"If (a city) knows it's just going to be a drain on their general fund, in addition to law enforcement issues a city may face, I submit to you: Why would any city even investigate hosting an additional shelter?" he said. "Good luck trying to incentivize a city to take this other shelter being contemplated as part of the plan."
Eliason added that it will be difficult to fund the shelters' operation, estimated to cost roughly $2 million per year for a 200-bed shelter. The two Salt Lake City shelters are capped at 200 beds, and the Salt Lake County shelter could be 200 to 300 beds.
Yet lawmakers worried that the bill would cause counties to raise taxes to make up the difference they'd be required to pay to the state.
"I don't know if any county has extra in their budget," said Rep. Ken Ivory, R-West Jordan.
HB452's failure was a disappointment, McAdams said, but doesn't doom plans to revamp homeless services.

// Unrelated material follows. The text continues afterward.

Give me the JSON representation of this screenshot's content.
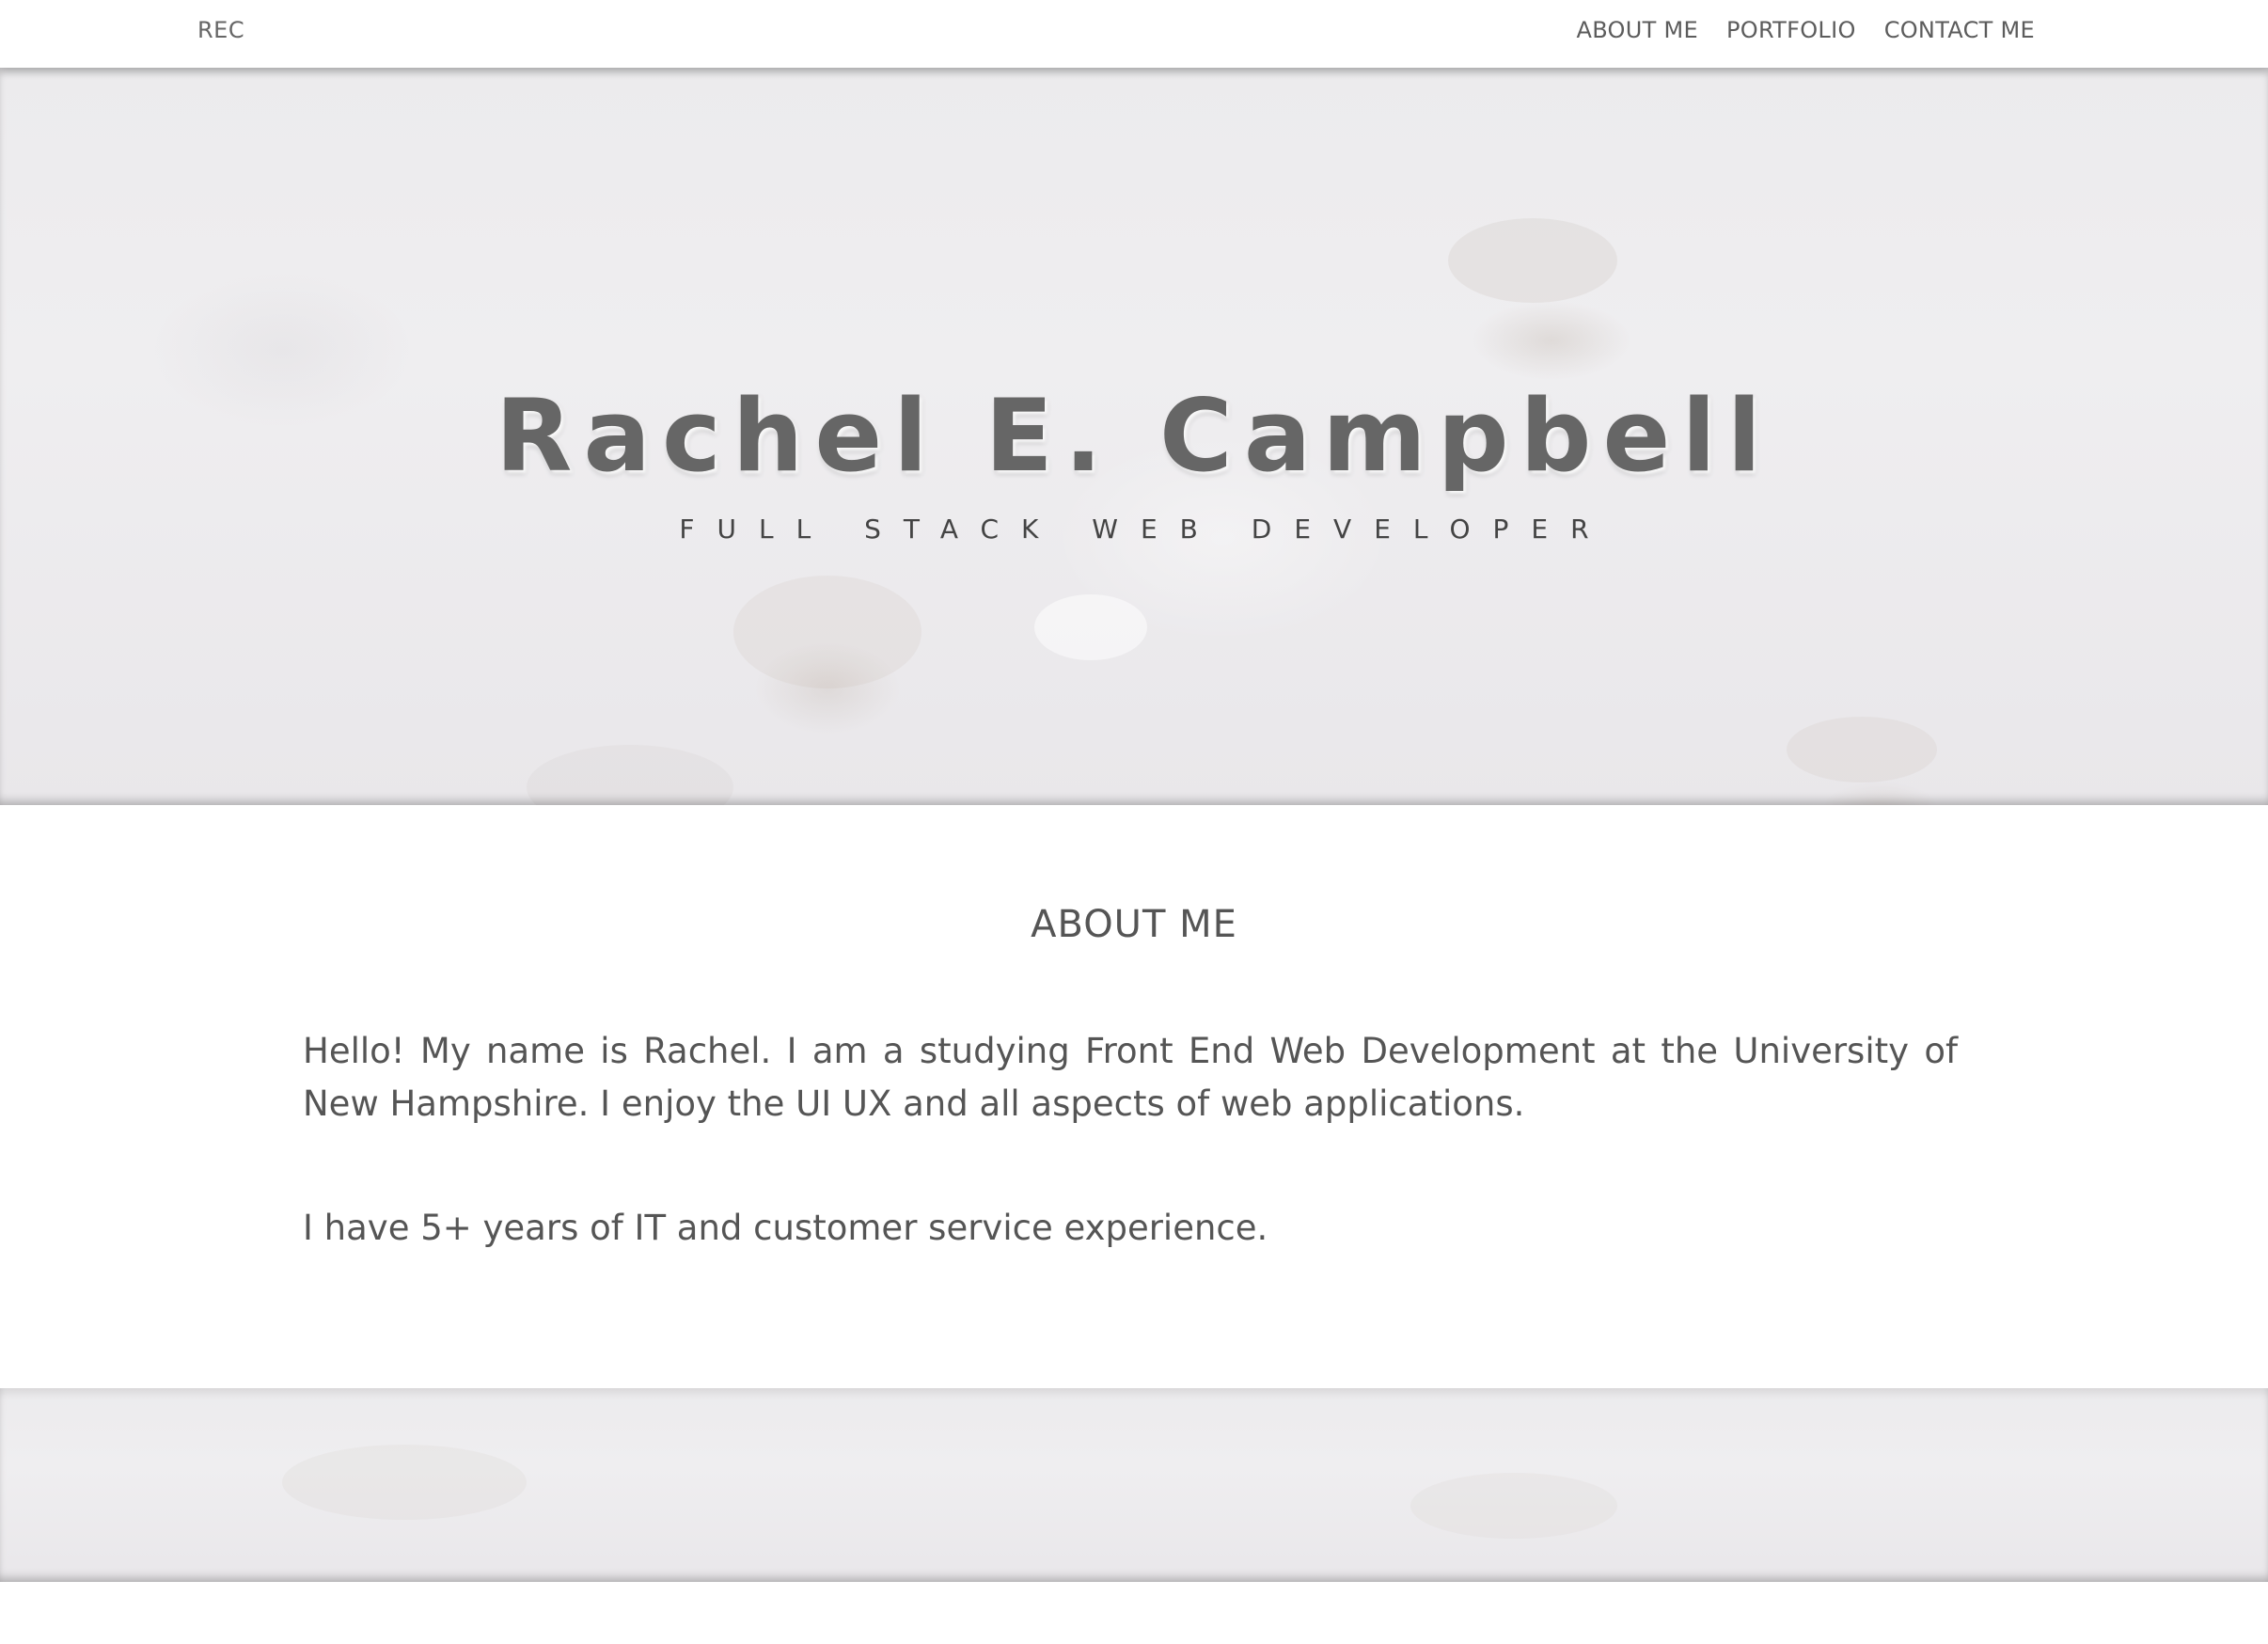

It's an issue state leaders need to address, he said, if not this year, then next year.
"We do need to figure out the ongoing operations of the shelters and how they're going to be funded," the county mayor said.
When asked if the bill's failure will complicate Salt Lake County's search for a new city to host the third site, McAdams said, "I think we can still move forward."
"This is not a road block. It's just a piece of the puzzle that needs to be figured out at some point. Sooner is better than later, but we've got time to figure this out, even if it's another legislative session," he said.
Eliason said in a text message he doesn't intend to try to revive the bill during this session, which ends at midnight Thursday.